Copy, from the entries below, each line where the word "name" can be found.

■ Data under study
Start of Block

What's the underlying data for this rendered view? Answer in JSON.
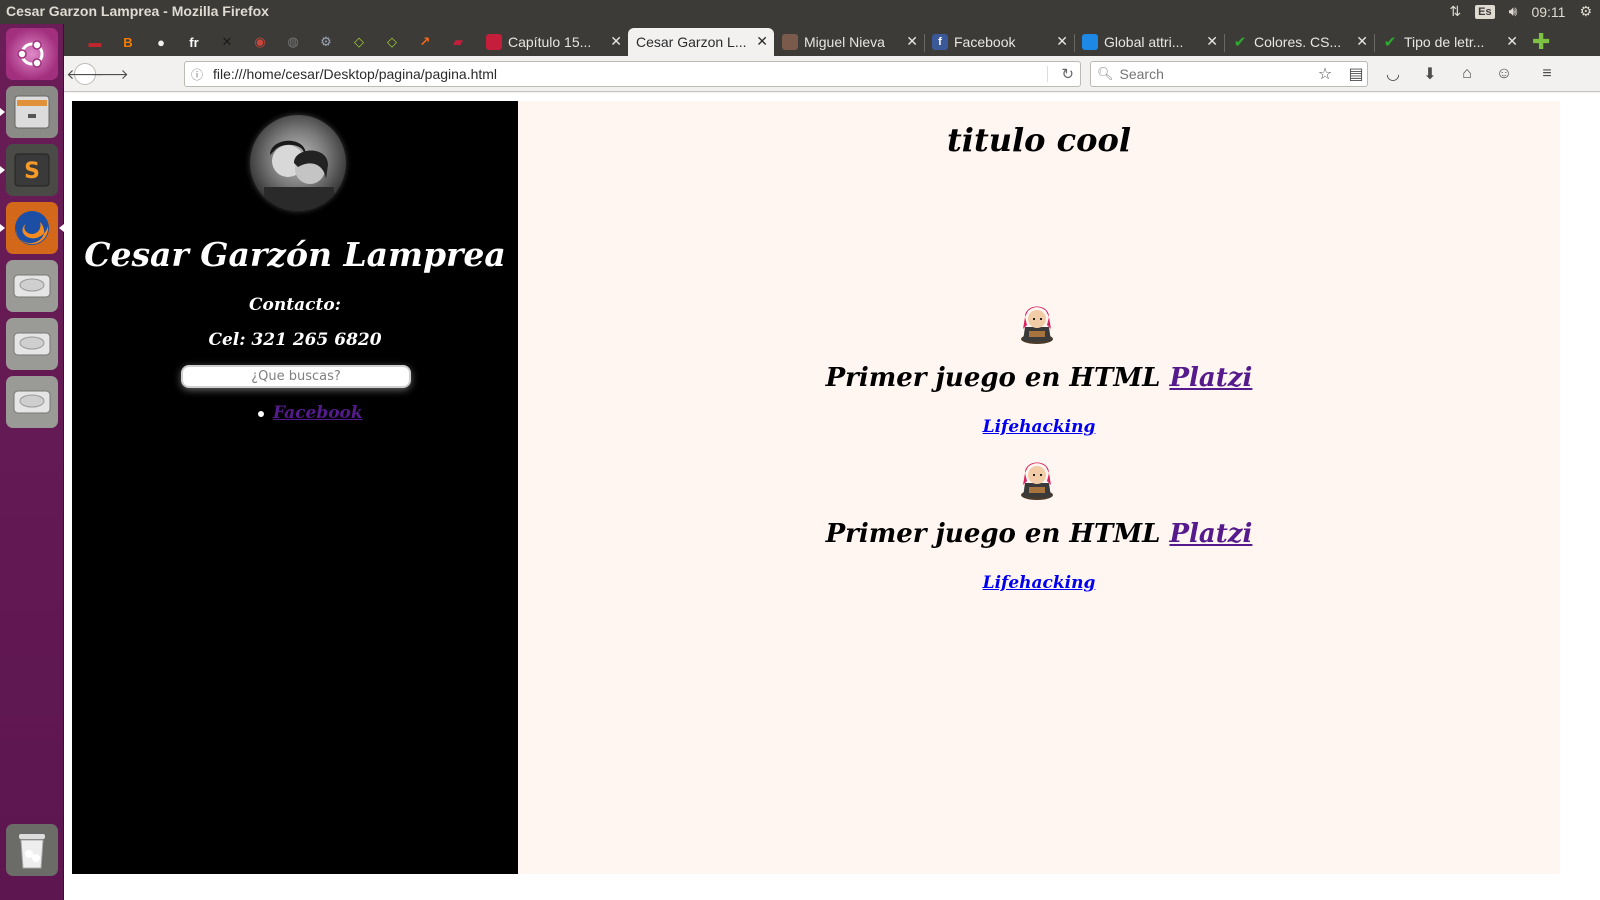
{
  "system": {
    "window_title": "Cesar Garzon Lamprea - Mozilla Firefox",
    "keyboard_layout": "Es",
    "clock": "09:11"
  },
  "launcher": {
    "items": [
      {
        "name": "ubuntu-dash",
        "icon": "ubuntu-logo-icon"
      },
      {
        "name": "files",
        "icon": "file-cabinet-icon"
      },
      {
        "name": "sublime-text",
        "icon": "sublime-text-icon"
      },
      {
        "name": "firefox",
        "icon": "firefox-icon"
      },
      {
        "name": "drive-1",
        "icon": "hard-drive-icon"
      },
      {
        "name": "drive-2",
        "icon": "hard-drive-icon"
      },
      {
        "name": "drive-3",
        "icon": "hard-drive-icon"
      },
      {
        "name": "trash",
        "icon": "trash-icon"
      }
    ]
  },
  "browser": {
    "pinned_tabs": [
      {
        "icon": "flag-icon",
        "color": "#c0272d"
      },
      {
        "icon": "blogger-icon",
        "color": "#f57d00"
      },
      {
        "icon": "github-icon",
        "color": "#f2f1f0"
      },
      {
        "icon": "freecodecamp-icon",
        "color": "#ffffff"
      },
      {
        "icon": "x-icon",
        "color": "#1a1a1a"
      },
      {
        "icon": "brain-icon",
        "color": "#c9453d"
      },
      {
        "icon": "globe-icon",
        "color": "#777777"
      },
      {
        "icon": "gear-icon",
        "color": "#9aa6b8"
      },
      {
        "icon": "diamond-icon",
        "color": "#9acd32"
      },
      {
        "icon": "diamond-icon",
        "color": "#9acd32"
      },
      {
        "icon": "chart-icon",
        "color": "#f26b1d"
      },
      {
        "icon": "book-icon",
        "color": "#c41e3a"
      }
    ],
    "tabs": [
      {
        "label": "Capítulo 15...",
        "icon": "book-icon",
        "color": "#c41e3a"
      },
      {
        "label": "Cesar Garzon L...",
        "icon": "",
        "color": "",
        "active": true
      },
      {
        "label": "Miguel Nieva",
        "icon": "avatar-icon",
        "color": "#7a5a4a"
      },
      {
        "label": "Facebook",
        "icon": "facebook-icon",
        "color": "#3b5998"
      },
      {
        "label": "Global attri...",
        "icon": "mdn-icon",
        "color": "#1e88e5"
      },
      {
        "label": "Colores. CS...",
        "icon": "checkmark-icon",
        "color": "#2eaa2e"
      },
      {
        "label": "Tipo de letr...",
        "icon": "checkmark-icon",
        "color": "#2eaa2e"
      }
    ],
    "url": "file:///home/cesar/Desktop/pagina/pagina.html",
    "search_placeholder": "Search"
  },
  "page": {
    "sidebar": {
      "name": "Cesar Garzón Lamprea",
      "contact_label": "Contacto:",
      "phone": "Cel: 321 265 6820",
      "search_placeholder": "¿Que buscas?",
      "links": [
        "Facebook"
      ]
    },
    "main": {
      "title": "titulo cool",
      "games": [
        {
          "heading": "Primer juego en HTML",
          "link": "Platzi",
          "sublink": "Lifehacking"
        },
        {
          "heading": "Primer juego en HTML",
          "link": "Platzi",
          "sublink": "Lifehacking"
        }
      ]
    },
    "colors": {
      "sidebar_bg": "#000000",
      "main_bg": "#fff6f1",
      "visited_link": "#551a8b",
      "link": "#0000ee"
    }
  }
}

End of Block

■ Task answer
        "name": "ubuntu-dash",
        "name": "files",
        "name": "sublime-text",
        "name": "firefox",
        "name": "drive-1",
        "name": "drive-2",
        "name": "drive-3",
        "name": "trash",
      "name": "Cesar Garzón Lamprea",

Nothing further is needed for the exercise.